Routine NSAID use questioned based on multiple factors

November 12, 2007

Topical nonsteroidal anti-inflammatory drugs (NSAIDs) are often used off-label for multiple purposes in cataract surgery, but such treatment is often being administered with limited supporting evidence and carries a high cost along with potential risks.

Topical nonsteroidal anti-inflammatory drugs (NSAIDs) are often used off-label for multiple purposes in cataract surgery, but such treatment is often being administered with limited supporting evidence and carries a high cost along with potential risks, said Walter Stark, MD, at Spotlight on Cataracts 2007.

The only approved indications for topical NSAIDs in cataract surgery are to treat postoperative pain or inflammation. However, these agents are being prescribed off-label outside of those intended uses to potentiate mydriasis as well as to prevent or treat cystoid macular edema (CME).

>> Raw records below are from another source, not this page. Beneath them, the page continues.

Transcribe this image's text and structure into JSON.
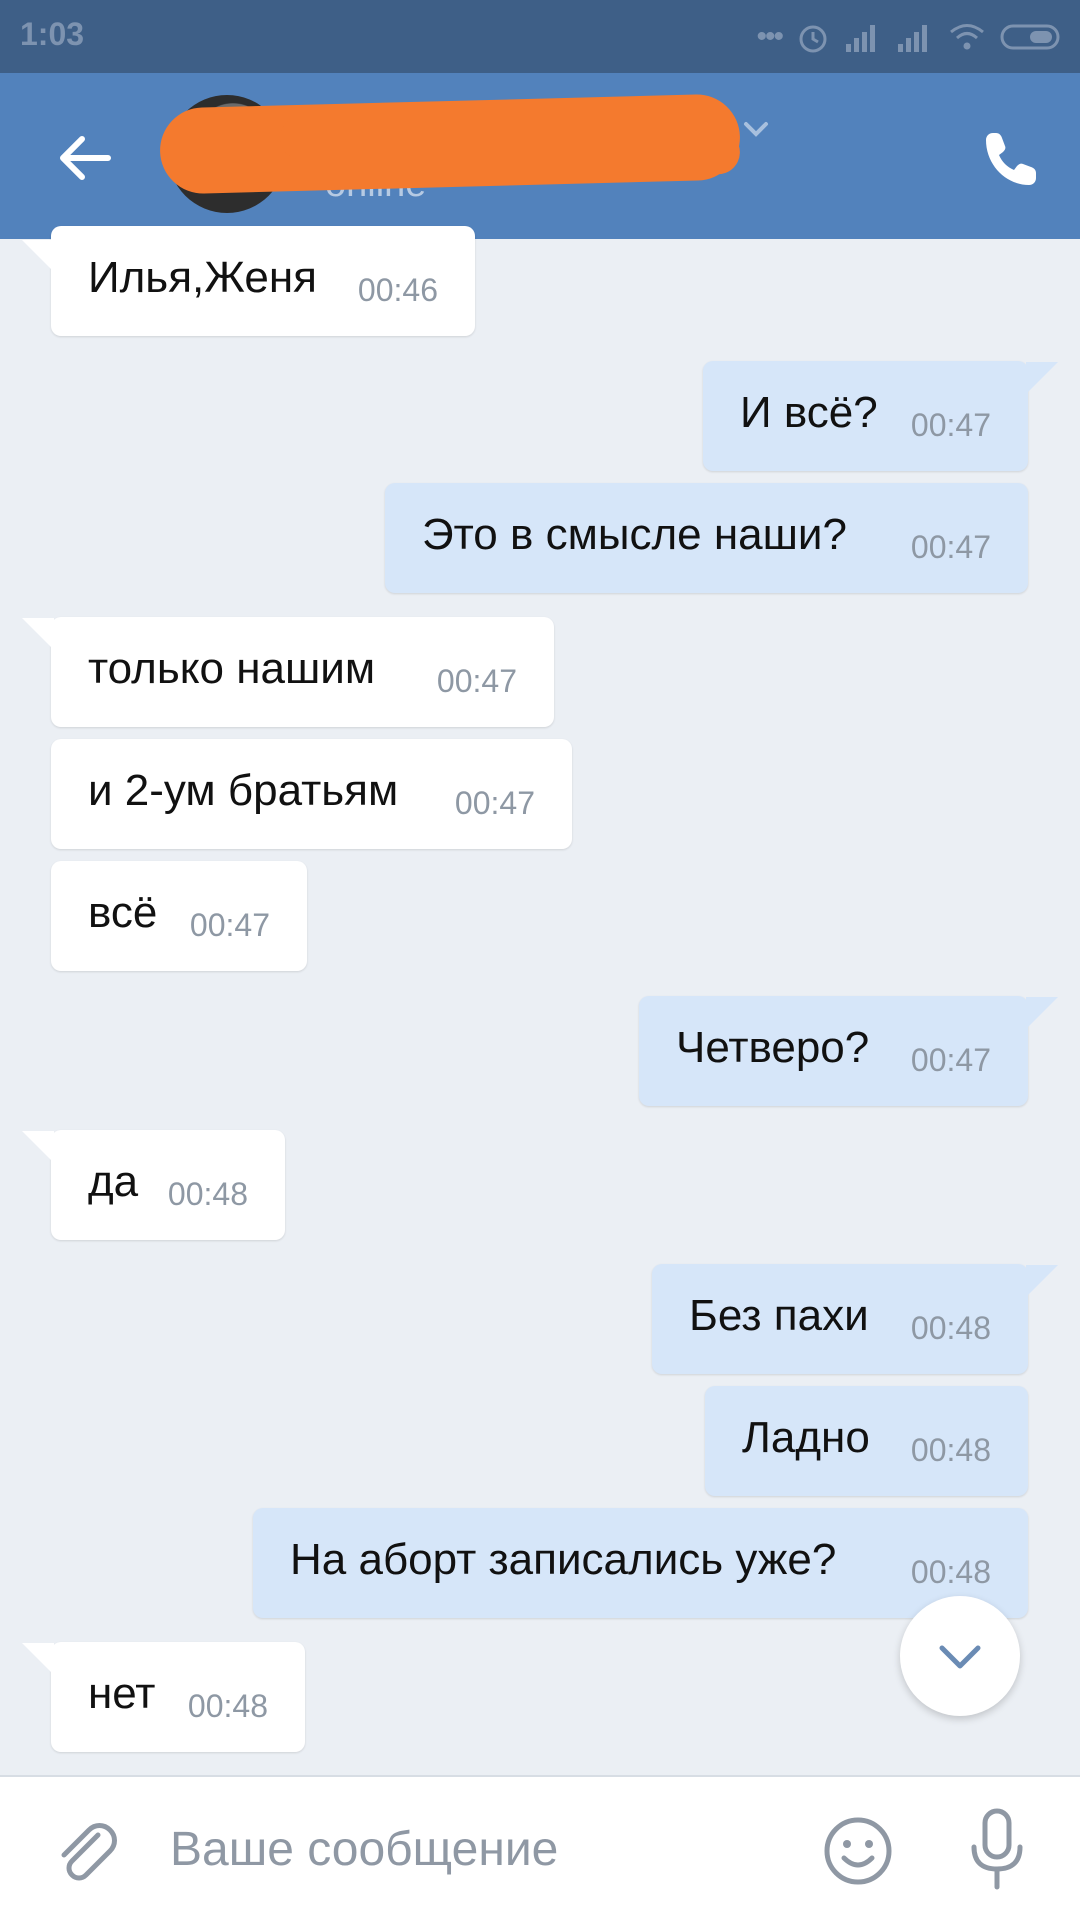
{
  "status_bar": {
    "time": "1:03"
  },
  "header": {
    "contact_name": "",
    "contact_status": "online"
  },
  "messages": [
    {
      "dir": "in",
      "text": "Илья,Женя",
      "time": "00:46"
    },
    {
      "dir": "out",
      "text": "И всё?",
      "time": "00:47"
    },
    {
      "dir": "out",
      "text": "Это в смысле наши?",
      "time": "00:47"
    },
    {
      "dir": "in",
      "text": "только нашим",
      "time": "00:47"
    },
    {
      "dir": "in",
      "text": "и 2-ум братьям",
      "time": "00:47"
    },
    {
      "dir": "in",
      "text": "всё",
      "time": "00:47"
    },
    {
      "dir": "out",
      "text": "Четверо?",
      "time": "00:47"
    },
    {
      "dir": "in",
      "text": "да",
      "time": "00:48"
    },
    {
      "dir": "out",
      "text": "Без пахи",
      "time": "00:48"
    },
    {
      "dir": "out",
      "text": "Ладно",
      "time": "00:48"
    },
    {
      "dir": "out",
      "text": "На аборт записались уже?",
      "time": "00:48"
    },
    {
      "dir": "in",
      "text": "нет",
      "time": "00:48"
    }
  ],
  "composer": {
    "placeholder": "Ваше сообщение"
  },
  "icons": {
    "back": "arrow-left-icon",
    "call": "phone-icon",
    "attach": "paperclip-icon",
    "emoji": "smile-icon",
    "mic": "microphone-icon",
    "scroll_down": "chevron-down-icon"
  },
  "colors": {
    "header": "#5282bc",
    "status_bar": "#3e5f87",
    "chat_bg": "#ebeff4",
    "outgoing_bubble": "#d6e6f9",
    "incoming_bubble": "#ffffff"
  }
}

A few studies have shown topical NSAIDs increase pupil size and decrease constriction. However, good data are lacking to show a benefit for CME prevention. When used in eyes with persistent CME, topical NSAID use has been shown to provide a good response measured by improvement in lines of vision. However, CME recurred within a few months after the medication was stopped in one study.

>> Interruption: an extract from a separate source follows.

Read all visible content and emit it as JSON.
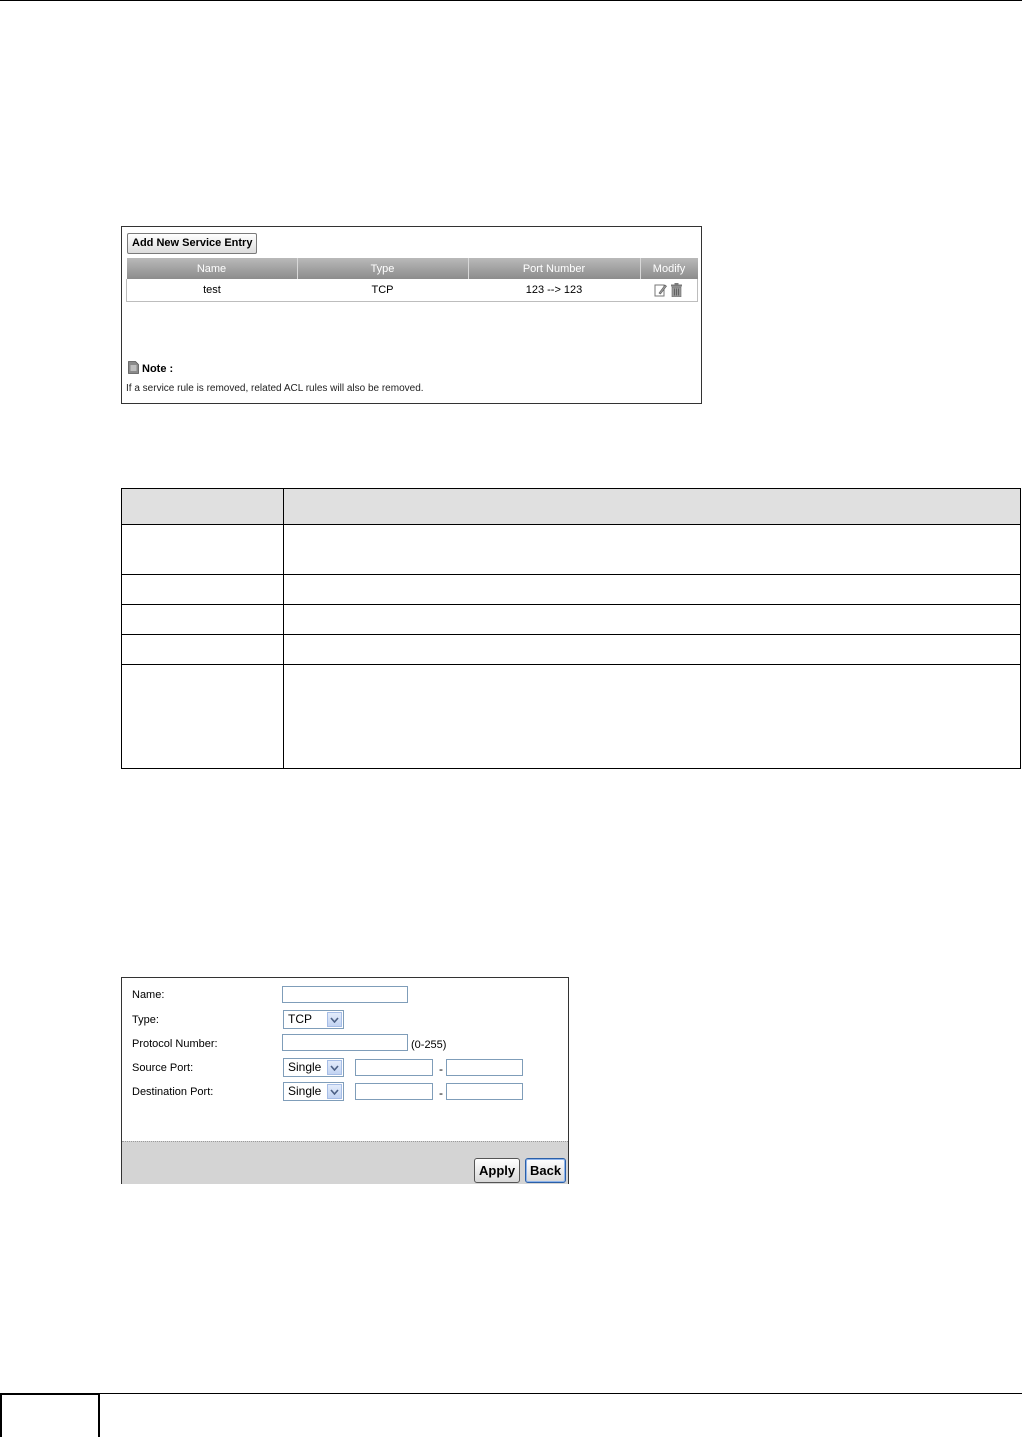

"At an average wholesale cost of about $79 dollars per bottle and up to $130 retail multiplied by 2.5 million cataract operations performed annually, topical NSAID use can add $250 million to the cost of care. In addition to the economic consequences, surgeons need also consider use of these agents might cause complications, including corneal melt," Dr. Stark said.

Dr. Stark told attendees he uses topical NSAIDs preoperatively, administering four doses beginning 1 hour prior to surgery when starting the dilating drops. However, in eyes predisposed to CME, prophylactic treatment is initiated 1 to 3 days preoperatively and continued for 2 to 3 weeks after surgery.